The first thing you have to learn in Fair Isle knitting is -- knitting!
There are two stitches in making knitwear, the knit and the purl. You will mostly use knit in Fair Isle knitting, because you knit in the round.
There is a great video that will show you the knit stitch, and also a technique for weaving the yarn in on the back so you don't have long stretches of yarn ("floats") that catch at buttons and fingers and pull the sweater out of shape.
Watch how Ann holds the yarn, first. Now copy how she picks up the yarn. It's about 1/3 of the way into the video.
Turn your right hand, palm up;
Run your pinkie under the yarn;
Now twist your wrist so that the yarn makes a ring around your pinkie;
Put your two middle fingers over the yarn;
Slip your index finger under the yarn and keep it near the fingernail;
Hold the needle between your thumb and index finger.
The yarn around your pinkie and under your middle fingers will maintain an even tension that will keep the stitches the same size.
The piece of yarn from the needle to your index finger should be very short as the video shows.
NOW. Put your ball of yarn on your left side and watch what Ann does in the video. It is a very quick way to knit once you get used to it.

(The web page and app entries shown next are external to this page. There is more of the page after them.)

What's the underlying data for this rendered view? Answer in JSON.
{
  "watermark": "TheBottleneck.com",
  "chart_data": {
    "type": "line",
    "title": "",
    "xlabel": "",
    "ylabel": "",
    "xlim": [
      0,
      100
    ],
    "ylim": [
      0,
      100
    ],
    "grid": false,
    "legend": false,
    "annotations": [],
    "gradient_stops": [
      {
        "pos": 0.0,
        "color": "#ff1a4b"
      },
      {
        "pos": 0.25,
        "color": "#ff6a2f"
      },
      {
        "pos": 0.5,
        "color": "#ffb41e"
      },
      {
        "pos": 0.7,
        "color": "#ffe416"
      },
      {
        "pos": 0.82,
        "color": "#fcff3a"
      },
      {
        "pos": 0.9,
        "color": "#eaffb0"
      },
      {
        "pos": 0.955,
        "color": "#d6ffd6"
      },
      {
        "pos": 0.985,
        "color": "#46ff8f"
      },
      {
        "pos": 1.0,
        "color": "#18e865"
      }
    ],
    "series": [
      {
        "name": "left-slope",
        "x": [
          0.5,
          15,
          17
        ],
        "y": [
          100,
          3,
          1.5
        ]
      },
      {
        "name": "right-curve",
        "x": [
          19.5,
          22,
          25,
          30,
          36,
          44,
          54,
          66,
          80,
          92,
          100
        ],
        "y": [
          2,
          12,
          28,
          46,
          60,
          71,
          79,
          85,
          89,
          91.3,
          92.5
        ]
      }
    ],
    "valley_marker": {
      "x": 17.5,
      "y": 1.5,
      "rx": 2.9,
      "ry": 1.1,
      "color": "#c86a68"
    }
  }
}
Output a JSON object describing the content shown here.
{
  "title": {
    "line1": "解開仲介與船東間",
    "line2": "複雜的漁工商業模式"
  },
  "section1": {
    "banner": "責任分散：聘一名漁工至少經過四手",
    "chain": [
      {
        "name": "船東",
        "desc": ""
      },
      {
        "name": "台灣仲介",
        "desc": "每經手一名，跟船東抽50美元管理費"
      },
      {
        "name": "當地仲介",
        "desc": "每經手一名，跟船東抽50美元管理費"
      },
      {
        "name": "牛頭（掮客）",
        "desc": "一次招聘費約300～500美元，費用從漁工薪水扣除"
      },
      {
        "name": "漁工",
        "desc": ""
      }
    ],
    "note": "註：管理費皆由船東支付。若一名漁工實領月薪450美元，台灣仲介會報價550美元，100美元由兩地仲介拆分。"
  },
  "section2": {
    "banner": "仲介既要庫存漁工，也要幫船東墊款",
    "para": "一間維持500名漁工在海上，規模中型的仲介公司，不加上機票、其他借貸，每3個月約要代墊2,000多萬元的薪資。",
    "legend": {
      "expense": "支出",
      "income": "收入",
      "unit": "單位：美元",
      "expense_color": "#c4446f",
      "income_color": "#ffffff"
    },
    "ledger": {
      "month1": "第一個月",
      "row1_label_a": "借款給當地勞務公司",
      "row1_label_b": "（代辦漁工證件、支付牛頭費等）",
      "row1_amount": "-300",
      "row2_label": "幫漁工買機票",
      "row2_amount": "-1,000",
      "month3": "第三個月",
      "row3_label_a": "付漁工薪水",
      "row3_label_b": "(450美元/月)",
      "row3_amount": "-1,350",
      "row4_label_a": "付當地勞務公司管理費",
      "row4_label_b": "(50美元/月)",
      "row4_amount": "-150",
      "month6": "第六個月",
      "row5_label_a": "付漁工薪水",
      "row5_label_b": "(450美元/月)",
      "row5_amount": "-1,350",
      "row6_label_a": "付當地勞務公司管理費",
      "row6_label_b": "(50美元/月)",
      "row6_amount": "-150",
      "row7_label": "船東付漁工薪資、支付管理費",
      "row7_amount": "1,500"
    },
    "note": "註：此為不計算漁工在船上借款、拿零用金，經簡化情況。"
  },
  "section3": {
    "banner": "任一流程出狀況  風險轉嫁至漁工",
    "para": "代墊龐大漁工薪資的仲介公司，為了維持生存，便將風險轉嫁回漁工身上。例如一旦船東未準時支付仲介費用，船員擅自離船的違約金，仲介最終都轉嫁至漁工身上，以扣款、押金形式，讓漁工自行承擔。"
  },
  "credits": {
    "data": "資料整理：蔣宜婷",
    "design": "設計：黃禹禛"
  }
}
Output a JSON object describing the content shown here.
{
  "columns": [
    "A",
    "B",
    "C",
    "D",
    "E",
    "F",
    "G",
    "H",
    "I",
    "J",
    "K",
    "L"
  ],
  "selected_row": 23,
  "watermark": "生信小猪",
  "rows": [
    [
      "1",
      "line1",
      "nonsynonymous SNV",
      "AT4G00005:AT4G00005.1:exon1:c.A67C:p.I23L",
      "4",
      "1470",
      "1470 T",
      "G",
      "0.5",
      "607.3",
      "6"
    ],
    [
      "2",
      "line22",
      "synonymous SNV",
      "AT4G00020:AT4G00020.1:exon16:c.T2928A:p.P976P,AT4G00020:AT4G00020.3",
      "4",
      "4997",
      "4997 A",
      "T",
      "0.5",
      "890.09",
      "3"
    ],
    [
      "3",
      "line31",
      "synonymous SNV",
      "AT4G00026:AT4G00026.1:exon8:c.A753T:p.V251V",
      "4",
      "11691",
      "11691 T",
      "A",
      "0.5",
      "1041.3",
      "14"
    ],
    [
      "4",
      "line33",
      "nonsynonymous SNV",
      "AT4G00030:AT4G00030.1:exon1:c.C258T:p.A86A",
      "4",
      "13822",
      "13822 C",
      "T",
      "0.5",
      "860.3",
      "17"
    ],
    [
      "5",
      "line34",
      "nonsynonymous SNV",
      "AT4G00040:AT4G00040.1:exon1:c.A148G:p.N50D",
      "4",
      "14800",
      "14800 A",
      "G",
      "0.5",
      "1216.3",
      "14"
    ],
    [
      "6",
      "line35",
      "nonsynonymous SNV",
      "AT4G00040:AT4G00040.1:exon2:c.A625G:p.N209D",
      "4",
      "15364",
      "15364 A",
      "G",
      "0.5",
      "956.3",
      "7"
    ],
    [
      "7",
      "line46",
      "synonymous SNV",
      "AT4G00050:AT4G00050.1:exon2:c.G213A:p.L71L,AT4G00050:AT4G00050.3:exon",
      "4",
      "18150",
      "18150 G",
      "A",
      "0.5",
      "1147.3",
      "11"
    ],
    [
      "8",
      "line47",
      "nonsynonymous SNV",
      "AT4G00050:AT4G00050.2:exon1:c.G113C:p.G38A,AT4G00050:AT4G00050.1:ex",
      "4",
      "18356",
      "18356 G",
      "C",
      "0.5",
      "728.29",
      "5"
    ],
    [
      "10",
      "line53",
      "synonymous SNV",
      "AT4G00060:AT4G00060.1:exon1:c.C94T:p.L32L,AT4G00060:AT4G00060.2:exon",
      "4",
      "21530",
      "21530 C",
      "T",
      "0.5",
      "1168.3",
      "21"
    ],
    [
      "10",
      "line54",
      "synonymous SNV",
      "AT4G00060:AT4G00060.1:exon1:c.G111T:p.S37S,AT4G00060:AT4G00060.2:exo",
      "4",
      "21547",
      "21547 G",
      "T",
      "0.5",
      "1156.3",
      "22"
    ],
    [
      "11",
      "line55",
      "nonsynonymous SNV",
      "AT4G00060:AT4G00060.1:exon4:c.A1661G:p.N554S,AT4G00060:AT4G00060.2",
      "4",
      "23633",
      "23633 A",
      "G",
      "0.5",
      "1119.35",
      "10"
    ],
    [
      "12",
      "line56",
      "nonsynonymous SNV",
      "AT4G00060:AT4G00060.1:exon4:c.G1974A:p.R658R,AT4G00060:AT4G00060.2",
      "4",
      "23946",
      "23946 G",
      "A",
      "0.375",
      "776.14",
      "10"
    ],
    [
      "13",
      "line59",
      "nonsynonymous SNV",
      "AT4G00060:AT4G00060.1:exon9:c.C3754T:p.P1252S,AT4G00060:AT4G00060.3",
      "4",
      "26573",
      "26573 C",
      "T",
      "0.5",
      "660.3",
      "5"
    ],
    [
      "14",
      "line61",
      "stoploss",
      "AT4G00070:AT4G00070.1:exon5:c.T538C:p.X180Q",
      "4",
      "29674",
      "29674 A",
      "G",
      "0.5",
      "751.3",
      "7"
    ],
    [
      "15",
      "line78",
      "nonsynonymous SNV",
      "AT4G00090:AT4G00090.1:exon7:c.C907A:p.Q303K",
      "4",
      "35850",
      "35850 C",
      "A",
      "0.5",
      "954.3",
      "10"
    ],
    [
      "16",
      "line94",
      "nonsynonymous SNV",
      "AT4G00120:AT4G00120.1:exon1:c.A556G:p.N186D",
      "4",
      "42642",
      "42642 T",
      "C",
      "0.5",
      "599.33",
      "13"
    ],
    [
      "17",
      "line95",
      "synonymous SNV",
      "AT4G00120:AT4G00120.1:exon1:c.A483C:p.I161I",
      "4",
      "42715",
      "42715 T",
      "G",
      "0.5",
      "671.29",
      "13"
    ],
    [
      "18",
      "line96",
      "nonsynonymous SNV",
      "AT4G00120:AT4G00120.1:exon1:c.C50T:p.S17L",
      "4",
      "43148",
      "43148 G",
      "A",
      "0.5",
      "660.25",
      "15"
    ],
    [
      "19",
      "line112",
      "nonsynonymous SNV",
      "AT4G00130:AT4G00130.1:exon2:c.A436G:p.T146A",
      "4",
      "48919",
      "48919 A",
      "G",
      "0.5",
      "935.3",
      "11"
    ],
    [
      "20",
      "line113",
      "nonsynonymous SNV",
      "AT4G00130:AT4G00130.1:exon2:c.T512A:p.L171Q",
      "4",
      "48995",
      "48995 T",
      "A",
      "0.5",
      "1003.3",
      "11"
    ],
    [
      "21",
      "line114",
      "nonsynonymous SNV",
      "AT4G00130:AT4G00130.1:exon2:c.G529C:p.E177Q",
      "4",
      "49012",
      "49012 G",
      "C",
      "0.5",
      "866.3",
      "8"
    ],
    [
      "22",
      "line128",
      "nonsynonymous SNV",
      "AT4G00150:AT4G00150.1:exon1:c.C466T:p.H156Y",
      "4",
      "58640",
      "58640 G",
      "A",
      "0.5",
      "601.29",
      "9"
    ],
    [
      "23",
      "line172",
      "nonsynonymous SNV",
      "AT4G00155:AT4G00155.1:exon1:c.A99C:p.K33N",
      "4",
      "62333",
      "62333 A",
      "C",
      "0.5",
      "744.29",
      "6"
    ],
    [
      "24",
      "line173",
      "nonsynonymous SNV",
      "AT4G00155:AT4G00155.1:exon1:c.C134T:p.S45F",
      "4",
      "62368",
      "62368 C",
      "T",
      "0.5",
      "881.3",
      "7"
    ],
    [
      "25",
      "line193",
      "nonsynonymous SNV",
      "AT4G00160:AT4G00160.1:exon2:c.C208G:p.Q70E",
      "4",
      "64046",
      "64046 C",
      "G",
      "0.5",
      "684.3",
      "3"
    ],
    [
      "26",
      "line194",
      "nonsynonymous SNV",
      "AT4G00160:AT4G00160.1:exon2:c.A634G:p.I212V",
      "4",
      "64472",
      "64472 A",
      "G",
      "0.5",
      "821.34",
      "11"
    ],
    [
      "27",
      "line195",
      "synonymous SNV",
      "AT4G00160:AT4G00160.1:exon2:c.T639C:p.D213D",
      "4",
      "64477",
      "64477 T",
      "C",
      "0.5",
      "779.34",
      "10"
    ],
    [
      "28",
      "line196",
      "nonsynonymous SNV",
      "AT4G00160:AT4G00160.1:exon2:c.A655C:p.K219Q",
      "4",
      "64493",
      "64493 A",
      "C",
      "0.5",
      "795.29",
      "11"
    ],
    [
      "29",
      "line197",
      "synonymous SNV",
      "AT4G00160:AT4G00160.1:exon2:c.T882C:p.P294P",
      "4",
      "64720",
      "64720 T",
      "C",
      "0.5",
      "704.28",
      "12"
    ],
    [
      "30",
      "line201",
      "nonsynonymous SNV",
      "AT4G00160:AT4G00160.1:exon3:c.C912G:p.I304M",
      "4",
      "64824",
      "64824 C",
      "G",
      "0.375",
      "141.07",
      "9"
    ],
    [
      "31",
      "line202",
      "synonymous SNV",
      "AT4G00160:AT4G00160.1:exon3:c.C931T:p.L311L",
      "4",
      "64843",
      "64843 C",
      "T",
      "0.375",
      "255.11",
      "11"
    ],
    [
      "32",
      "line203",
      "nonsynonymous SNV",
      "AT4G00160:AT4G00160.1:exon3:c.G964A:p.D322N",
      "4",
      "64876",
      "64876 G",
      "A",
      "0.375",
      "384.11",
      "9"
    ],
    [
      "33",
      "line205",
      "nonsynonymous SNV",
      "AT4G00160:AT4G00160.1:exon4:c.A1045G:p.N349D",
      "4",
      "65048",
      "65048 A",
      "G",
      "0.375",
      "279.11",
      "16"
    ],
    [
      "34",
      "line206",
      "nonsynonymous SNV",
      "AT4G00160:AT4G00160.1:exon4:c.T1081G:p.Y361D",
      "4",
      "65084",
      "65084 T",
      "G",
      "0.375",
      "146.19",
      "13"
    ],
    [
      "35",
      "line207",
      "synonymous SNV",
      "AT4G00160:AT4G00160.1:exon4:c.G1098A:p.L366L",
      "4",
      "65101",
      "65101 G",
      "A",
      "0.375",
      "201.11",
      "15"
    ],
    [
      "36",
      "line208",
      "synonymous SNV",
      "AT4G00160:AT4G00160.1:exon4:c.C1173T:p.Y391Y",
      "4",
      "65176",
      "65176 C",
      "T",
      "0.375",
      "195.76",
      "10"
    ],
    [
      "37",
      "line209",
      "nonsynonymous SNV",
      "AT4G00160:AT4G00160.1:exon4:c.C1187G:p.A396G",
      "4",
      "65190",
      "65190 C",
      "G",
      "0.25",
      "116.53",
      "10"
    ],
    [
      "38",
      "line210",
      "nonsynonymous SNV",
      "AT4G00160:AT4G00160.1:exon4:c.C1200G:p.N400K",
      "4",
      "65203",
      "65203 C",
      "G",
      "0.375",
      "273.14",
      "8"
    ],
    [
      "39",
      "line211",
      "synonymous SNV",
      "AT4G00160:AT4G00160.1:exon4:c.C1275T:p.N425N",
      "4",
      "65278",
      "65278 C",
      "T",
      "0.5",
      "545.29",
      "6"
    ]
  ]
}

Slide the right needle point under the loop of yarn and bring the point up in the middle of the first stitch on the left needle. The right needle point can rest against the right side of the left needle and has to poke out just a little bit beyond it.
Slide the point of the right needle over the yarn, then tilt it down so it can grab the yarn.
Use that right point to pull the yarn through the loop of the stitch on the right side of the left needle point.
Your right needle will rest on top of the left needle with the new stitch around it.
Now lift the right needle and the old stitch up over the end of the left needle point. The old stitch will be looped around the base of the new stitch that you made on the right needle.
This takes some practice but it is actually faster, when you get used to it, than the way Americans usually learn to knit.
Continue on around all the stitches on the needle until you get back to your length of waste thread or marker, whichever you are using. Keep doing this until you get used to it. Don't worry about anything else because until you get this technique right, nothing else will work. The most important thing is to learn to keep the tension even. If your practice knitting has different sized stitches, keep practicing until they are all the same size because the different sizes come from different tensions on the yarn.
Make sure to snug up to the needle and that the yarn is not slack as it runs over or under your fingers, or it will produce large stitches.
Or if it leaves dents on your fingers (or worse yet cuts off your circulation) you'll produce small stitches and your hand will get tired because the tension on the yarn is too high.
Next lesson will be the purl stitch and you'll learn how to do ribbing.
© Patricia Jo Heil, 2013-2018 All Rights Reserved